**ACTIVITY**
Give the data below again exactly as written, but without the pictures.

+++

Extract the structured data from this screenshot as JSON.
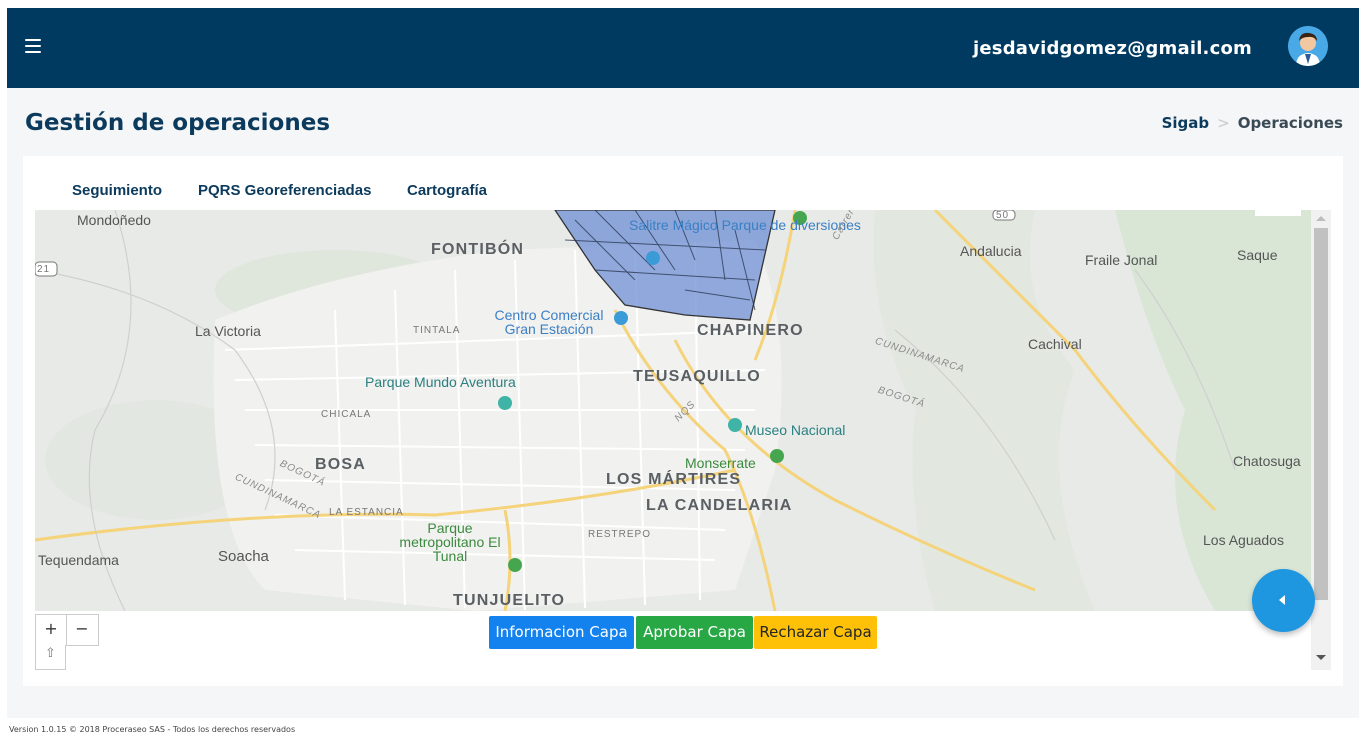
{
  "header": {
    "user_email": "jesdavidgomez@gmail.com"
  },
  "page": {
    "title": "Gestión de operaciones",
    "breadcrumb": [
      "Sigab",
      "Operaciones"
    ]
  },
  "tabs": [
    {
      "label": "Seguimiento"
    },
    {
      "label": "PQRS Georeferenciadas"
    },
    {
      "label": "Cartografía"
    }
  ],
  "map": {
    "districts": [
      "FONTIBÓN",
      "CHAPINERO",
      "TEUSAQUILLO",
      "BOSA",
      "LOS MÁRTIRES",
      "LA CANDELARIA",
      "TUNJUELITO"
    ],
    "places": [
      "Mondoñedo",
      "La Victoria",
      "Andalucia",
      "Fraile Jonal",
      "Saque",
      "Cachival",
      "Chatosuga",
      "Los Aguados",
      "Tequendama",
      "Soacha"
    ],
    "pois": [
      "Salitre Mágico Parque de diversiones",
      "Centro Comercial Gran Estación",
      "Parque Mundo Aventura",
      "Museo Nacional",
      "Monserrate",
      "Parque metropolitano El Tunal"
    ],
    "areas": [
      "TINTALA",
      "CHICALA",
      "LA ESTANCIA",
      "RESTREPO"
    ],
    "road_labels": [
      "CUNDINAMARCA",
      "BOGOTÁ",
      "NQS",
      "Carrera"
    ],
    "route_shields": [
      "21",
      "50"
    ],
    "polygon_color": "#6f8fd4"
  },
  "map_controls": {
    "zoom_in": "+",
    "zoom_out": "−",
    "rotate": "⇧"
  },
  "actions": {
    "info_label": "Informacion Capa",
    "approve_label": "Aprobar Capa",
    "reject_label": "Rechazar Capa"
  },
  "colors": {
    "header_bg": "#003a61",
    "title": "#0b3a5c",
    "info": "#1382ef",
    "approve": "#28a745",
    "reject": "#ffc107",
    "fab": "#1e96e0"
  },
  "footer": {
    "text": "Version 1.0.15 © 2018 Proceraseo SAS - Todos los derechos reservados"
  }
}
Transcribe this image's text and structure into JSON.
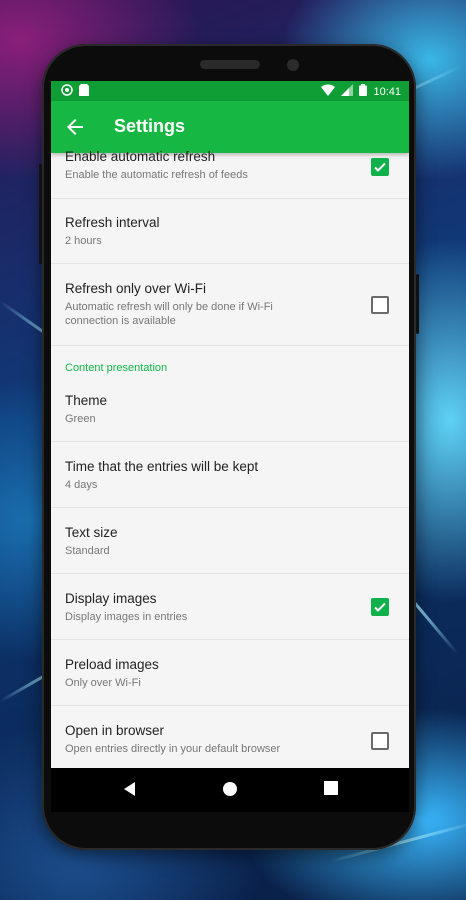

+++

**RESULT OF THE TASK**
Extract the structured data from this screenshot as JSON.
{
  "header": {
    "user_email": "jesdavidgomez@gmail.com"
  },
  "page": {
    "title": "Gestión de operaciones",
    "breadcrumb": [
      "Sigab",
      "Operaciones"
    ]
  },
  "tabs": [
    {
      "label": "Seguimiento"
    },
    {
      "label": "PQRS Georeferenciadas"
    },
    {
      "label": "Cartografía"
    }
  ],
  "map": {
    "districts": [
      "FONTIBÓN",
      "CHAPINERO",
      "TEUSAQUILLO",
      "BOSA",
      "LOS MÁRTIRES",
      "LA CANDELARIA",
      "TUNJUELITO"
    ],
    "places": [
      "Mondoñedo",
      "La Victoria",
      "Andalucia",
      "Fraile Jonal",
      "Saque",
      "Cachival",
      "Chatosuga",
      "Los Aguados",
      "Tequendama",
      "Soacha"
    ],
    "pois": [
      "Salitre Mágico Parque de diversiones",
      "Centro Comercial Gran Estación",
      "Parque Mundo Aventura",
      "Museo Nacional",
      "Monserrate",
      "Parque metropolitano El Tunal"
    ],
    "areas": [
      "TINTALA",
      "CHICALA",
      "LA ESTANCIA",
      "RESTREPO"
    ],
    "road_labels": [
      "CUNDINAMARCA",
      "BOGOTÁ",
      "NQS",
      "Carrera"
    ],
    "route_shields": [
      "21",
      "50"
    ],
    "polygon_color": "#6f8fd4"
  },
  "map_controls": {
    "zoom_in": "+",
    "zoom_out": "−",
    "rotate": "⇧"
  },
  "actions": {
    "info_label": "Informacion Capa",
    "approve_label": "Aprobar Capa",
    "reject_label": "Rechazar Capa"
  },
  "colors": {
    "header_bg": "#003a61",
    "title": "#0b3a5c",
    "info": "#1382ef",
    "approve": "#28a745",
    "reject": "#ffc107",
    "fab": "#1e96e0"
  },
  "footer": {
    "text": "Version 1.0.15 © 2018 Proceraseo SAS - Todos los derechos reservados"
  }
}
Transcribe this image's text and structure into JSON.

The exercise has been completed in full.